In the nearshore Gulf of Maine, a combination of factors (overfishing, ecosystem change, and ocean warming) is thought to govern groundfish recovery. We analyzed feeding habits of demersal predatory fish from Midcoast Maine (abundant river herring) and Passamaquoddy Bay (low river herring) in eastern Maine, using stomach content and stable isotope analyses, to determine the prevalence of river herring (alewife, Alosa pseudoharengus, and blueback herring, A. aestivalis) in nearshore (<4.5 km) groundfish diets. Invertebrates dominated all predator diets at all sites. At Midcoast sites, catch-per-unit-effort (CPUE) of Atlantic cod was higher, and fish predators showed a strong seasonal pattern in river herring consumption compared to Passamaqouddy Bay. Cod, pollock (Pollachius virens), and sculpins (Myoxocephalus octodecimspinosus and M. scorpius) from Midcoast sites tended to be enriched in δ15N relative to Passamaquoddy Bay. Contrasting fast vs. slow turnover tissue (fin vs. muscle) indicated that focal species migrated or food availability changed seasonally and Atlantic mackerel (Scomber scombrus) in Passamaquoddy Bay were assimilating into a trophically depleted food web. We posit that lack of forage fish in Passamaquoddy Bay contributed to conditions that encourage an invertebrate based diet. River herring are also an order of magnitude less abundant in Passamaquoddy Bay than at Midcoast sites, limiting the availability of this seasonal food source.

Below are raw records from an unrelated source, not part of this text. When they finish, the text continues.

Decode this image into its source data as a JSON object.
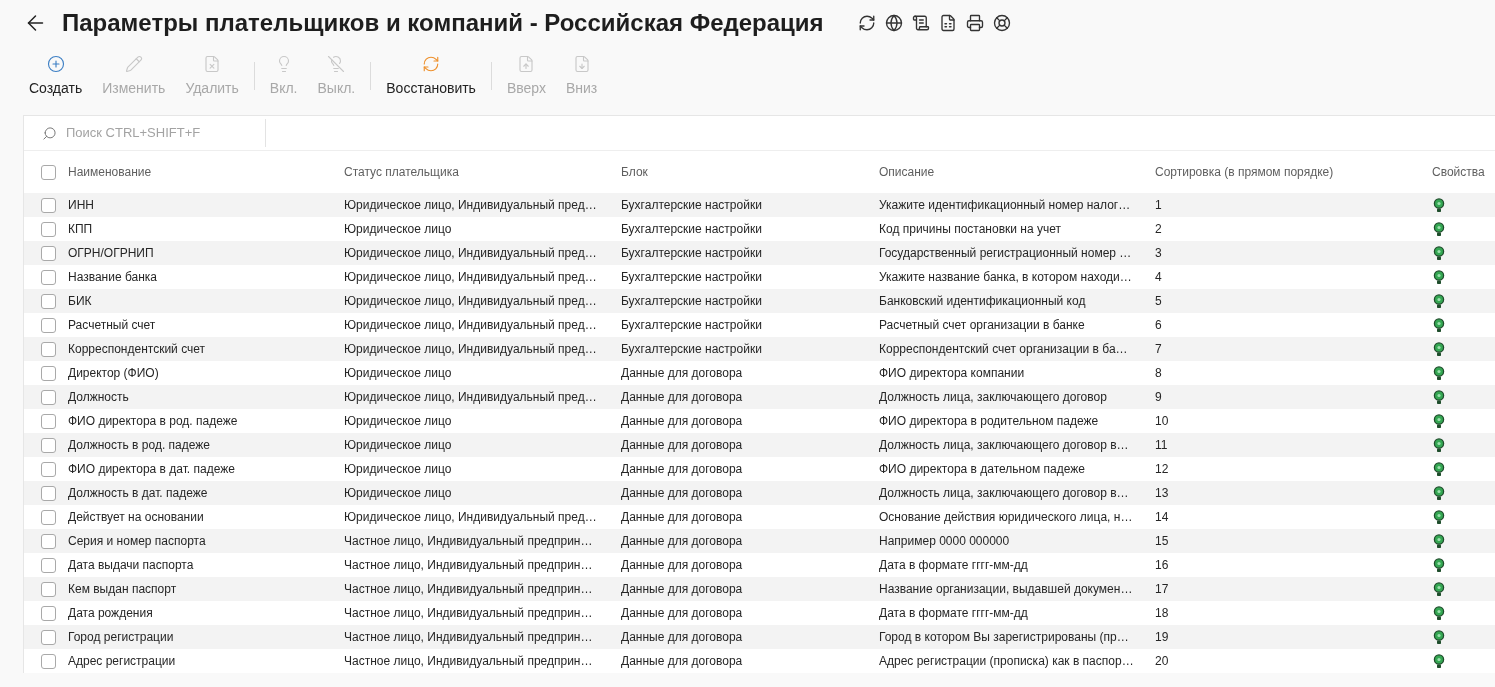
{
  "page": {
    "title": "Параметры плательщиков и компаний - Российская Федерация"
  },
  "toolbar": {
    "groups": [
      {
        "buttons": [
          {
            "label": "Создать",
            "disabled": false
          },
          {
            "label": "Изменить",
            "disabled": true
          },
          {
            "label": "Удалить",
            "disabled": true
          }
        ]
      },
      {
        "buttons": [
          {
            "label": "Вкл.",
            "disabled": true
          },
          {
            "label": "Выкл.",
            "disabled": true
          }
        ]
      },
      {
        "buttons": [
          {
            "label": "Восстановить",
            "disabled": false
          }
        ]
      },
      {
        "buttons": [
          {
            "label": "Вверх",
            "disabled": true
          },
          {
            "label": "Вниз",
            "disabled": true
          }
        ]
      }
    ]
  },
  "search": {
    "placeholder": "Поиск CTRL+SHIFT+F"
  },
  "table": {
    "select_all_checked": false,
    "columns": [
      "Наименование",
      "Статус плательщика",
      "Блок",
      "Описание",
      "Сортировка (в прямом порядке)",
      "Свойства"
    ],
    "rows": [
      {
        "checked": false,
        "name": "ИНН",
        "payer_status": "Юридическое лицо, Индивидуальный пред…",
        "block": "Бухгалтерские настройки",
        "description": "Укажите идентификационный номер налог…",
        "sort": "1",
        "enabled": true
      },
      {
        "checked": false,
        "name": "КПП",
        "payer_status": "Юридическое лицо",
        "block": "Бухгалтерские настройки",
        "description": "Код причины постановки на учет",
        "sort": "2",
        "enabled": true
      },
      {
        "checked": false,
        "name": "ОГРН/ОГРНИП",
        "payer_status": "Юридическое лицо, Индивидуальный пред…",
        "block": "Бухгалтерские настройки",
        "description": "Государственный регистрационный номер …",
        "sort": "3",
        "enabled": true
      },
      {
        "checked": false,
        "name": "Название банка",
        "payer_status": "Юридическое лицо, Индивидуальный пред…",
        "block": "Бухгалтерские настройки",
        "description": "Укажите название банка, в котором находи…",
        "sort": "4",
        "enabled": true
      },
      {
        "checked": false,
        "name": "БИК",
        "payer_status": "Юридическое лицо, Индивидуальный пред…",
        "block": "Бухгалтерские настройки",
        "description": "Банковский идентификационный код",
        "sort": "5",
        "enabled": true
      },
      {
        "checked": false,
        "name": "Расчетный счет",
        "payer_status": "Юридическое лицо, Индивидуальный пред…",
        "block": "Бухгалтерские настройки",
        "description": "Расчетный счет организации в банке",
        "sort": "6",
        "enabled": true
      },
      {
        "checked": false,
        "name": "Корреспондентский счет",
        "payer_status": "Юридическое лицо, Индивидуальный пред…",
        "block": "Бухгалтерские настройки",
        "description": "Корреспондентский счет организации в ба…",
        "sort": "7",
        "enabled": true
      },
      {
        "checked": false,
        "name": "Директор (ФИО)",
        "payer_status": "Юридическое лицо",
        "block": "Данные для договора",
        "description": "ФИО директора компании",
        "sort": "8",
        "enabled": true
      },
      {
        "checked": false,
        "name": "Должность",
        "payer_status": "Юридическое лицо, Индивидуальный пред…",
        "block": "Данные для договора",
        "description": "Должность лица, заключающего договор",
        "sort": "9",
        "enabled": true
      },
      {
        "checked": false,
        "name": "ФИО директора в род. падеже",
        "payer_status": "Юридическое лицо",
        "block": "Данные для договора",
        "description": "ФИО директора в родительном падеже",
        "sort": "10",
        "enabled": true
      },
      {
        "checked": false,
        "name": "Должность в род. падеже",
        "payer_status": "Юридическое лицо",
        "block": "Данные для договора",
        "description": "Должность лица, заключающего договор в…",
        "sort": "11",
        "enabled": true
      },
      {
        "checked": false,
        "name": "ФИО директора в дат. падеже",
        "payer_status": "Юридическое лицо",
        "block": "Данные для договора",
        "description": "ФИО директора в дательном падеже",
        "sort": "12",
        "enabled": true
      },
      {
        "checked": false,
        "name": "Должность в дат. падеже",
        "payer_status": "Юридическое лицо",
        "block": "Данные для договора",
        "description": "Должность лица, заключающего договор в…",
        "sort": "13",
        "enabled": true
      },
      {
        "checked": false,
        "name": "Действует на основании",
        "payer_status": "Юридическое лицо, Индивидуальный пред…",
        "block": "Данные для договора",
        "description": "Основание действия юридического лица, н…",
        "sort": "14",
        "enabled": true
      },
      {
        "checked": false,
        "name": "Серия и номер паспорта",
        "payer_status": "Частное лицо, Индивидуальный предприн…",
        "block": "Данные для договора",
        "description": "Например 0000 000000",
        "sort": "15",
        "enabled": true
      },
      {
        "checked": false,
        "name": "Дата выдачи паспорта",
        "payer_status": "Частное лицо, Индивидуальный предприн…",
        "block": "Данные для договора",
        "description": "Дата в формате гггг-мм-дд",
        "sort": "16",
        "enabled": true
      },
      {
        "checked": false,
        "name": "Кем выдан паспорт",
        "payer_status": "Частное лицо, Индивидуальный предприн…",
        "block": "Данные для договора",
        "description": "Название организации, выдавшей докумен…",
        "sort": "17",
        "enabled": true
      },
      {
        "checked": false,
        "name": "Дата рождения",
        "payer_status": "Частное лицо, Индивидуальный предприн…",
        "block": "Данные для договора",
        "description": "Дата в формате гггг-мм-дд",
        "sort": "18",
        "enabled": true
      },
      {
        "checked": false,
        "name": "Город регистрации",
        "payer_status": "Частное лицо, Индивидуальный предприн…",
        "block": "Данные для договора",
        "description": "Город в котором Вы зарегистрированы (пр…",
        "sort": "19",
        "enabled": true
      },
      {
        "checked": false,
        "name": "Адрес регистрации",
        "payer_status": "Частное лицо, Индивидуальный предприн…",
        "block": "Данные для договора",
        "description": "Адрес регистрации (прописка) как в паспор…",
        "sort": "20",
        "enabled": true
      }
    ]
  }
}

River restoration may contribute to recovery of groundfish stocks nearshore by increasing the availability of high lipid, seasonally available prey.
KeywordsCod Gadus Diet River herring Nearshore Commercial fishing Alewife Groundfish
|Funder Name||Grant Number||Funding Note|
|Northeast Consortium at the University of New Hampshire|
|Directorate for Biological Sciences|
|Directorate for Geosciences|